Young people around the world are setting the globe on a new path. A new generation of leaders is just getting started. The New Progressive Movement has begun.
Copyright © 2012 by Jeffrey D. Sachs
This excerpt originally appeared in “From Cairo to Wall Street: Voices From the Global Spring” © 2012 by Anya Schiffrin and Eamon Kircher-Allen, published by The New Press. Reprinted here with permission.
Jeffrey D. Sachs is a world-renowned professor of economics, leader in sustainable development, senior UN advisor, bestselling author, and syndicated columnist whose monthly newspaper columns appear in more than 80 countries. He has twice been named among Time Magazine's 100 most influential world leaders.More Jeffrey D. Sachs.
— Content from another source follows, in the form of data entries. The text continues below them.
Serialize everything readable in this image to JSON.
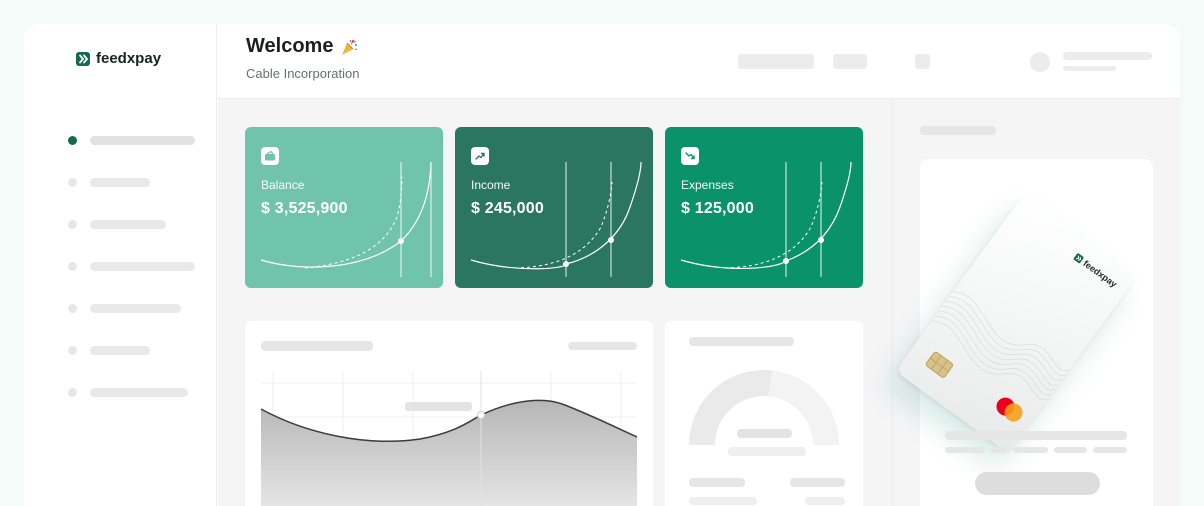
{
  "brand": {
    "name": "feedxpay",
    "logo_icon": "feedxpay-logo-icon",
    "color": "#136a4c"
  },
  "header": {
    "title": "Welcome",
    "title_icon": "party-popper-icon",
    "subtitle": "Cable Incorporation"
  },
  "cards": [
    {
      "label": "Balance",
      "value": "$ 3,525,900",
      "icon": "wallet-icon",
      "color": "#71c4ac"
    },
    {
      "label": "Income",
      "value": "$ 245,000",
      "icon": "trend-up-icon",
      "color": "#2b7660"
    },
    {
      "label": "Expenses",
      "value": "$ 125,000",
      "icon": "trend-down-icon",
      "color": "#0a936b"
    }
  ],
  "payment_card": {
    "brand_text": "feedxpay",
    "network_icon": "mastercard-icon",
    "chip_icon": "chip-icon"
  }
}
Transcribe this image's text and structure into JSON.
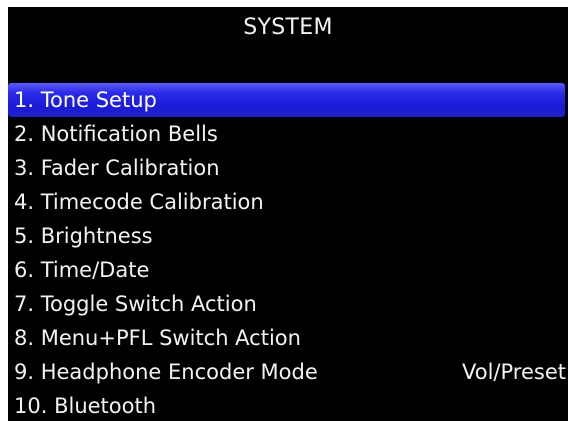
{
  "screen": {
    "title": "SYSTEM"
  },
  "menu": {
    "selected_index": 0,
    "items": [
      {
        "label": "1. Tone Setup",
        "value": ""
      },
      {
        "label": "2. Notification Bells",
        "value": ""
      },
      {
        "label": "3. Fader Calibration",
        "value": ""
      },
      {
        "label": "4. Timecode Calibration",
        "value": ""
      },
      {
        "label": "5. Brightness",
        "value": ""
      },
      {
        "label": "6. Time/Date",
        "value": ""
      },
      {
        "label": "7. Toggle Switch Action",
        "value": ""
      },
      {
        "label": "8. Menu+PFL Switch Action",
        "value": ""
      },
      {
        "label": "9. Headphone Encoder Mode",
        "value": "Vol/Preset"
      },
      {
        "label": "10. Bluetooth",
        "value": ""
      }
    ]
  },
  "colors": {
    "background": "#000000",
    "text": "#f2f2f2",
    "highlight": "#1a1ad6"
  }
}
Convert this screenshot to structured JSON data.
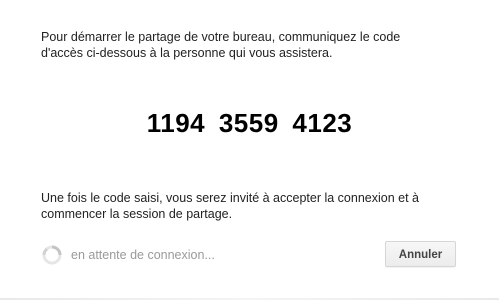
{
  "dialog": {
    "instructions": "Pour démarrer le partage de votre bureau, communiquez le code d'accès ci-dessous à la personne qui vous assistera.",
    "access_code": "1194  3559  4123",
    "followup": "Une fois le code saisi, vous serez invité à accepter la connexion et à commencer la session de partage.",
    "status": {
      "icon": "spinner-icon",
      "text": "en attente de connexion..."
    },
    "cancel_label": "Annuler"
  }
}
Like little stars.
World's best pie apple. Essential for Tarte Tatin. Has five prominent ribs.
So pretty. So early. So ephemeral. Tastes like strawberry candy (slightly).
My personal fave. Ultra-crisp. Graham cracker flavor. Should be famous. Isn't.
High flavored with notes of blood orange and allspice. Very rare.
Jefferson's favorite. The best all-purpose American apple.
New Hampshire's native son has a grizzled appearance and a strangely addictive curry flavor. Very, very rare.
Makes the best hard cider in America. Soon to be famous.
Freak seedling found in an Oregon field in the '60s has pink flesh and a fragrant strawberry snap. Makes a killer rose cider.
Ben Franklin's favorite. Queen Victoria's favorite. Only apple native to NYC.
Really does taste like pineapple.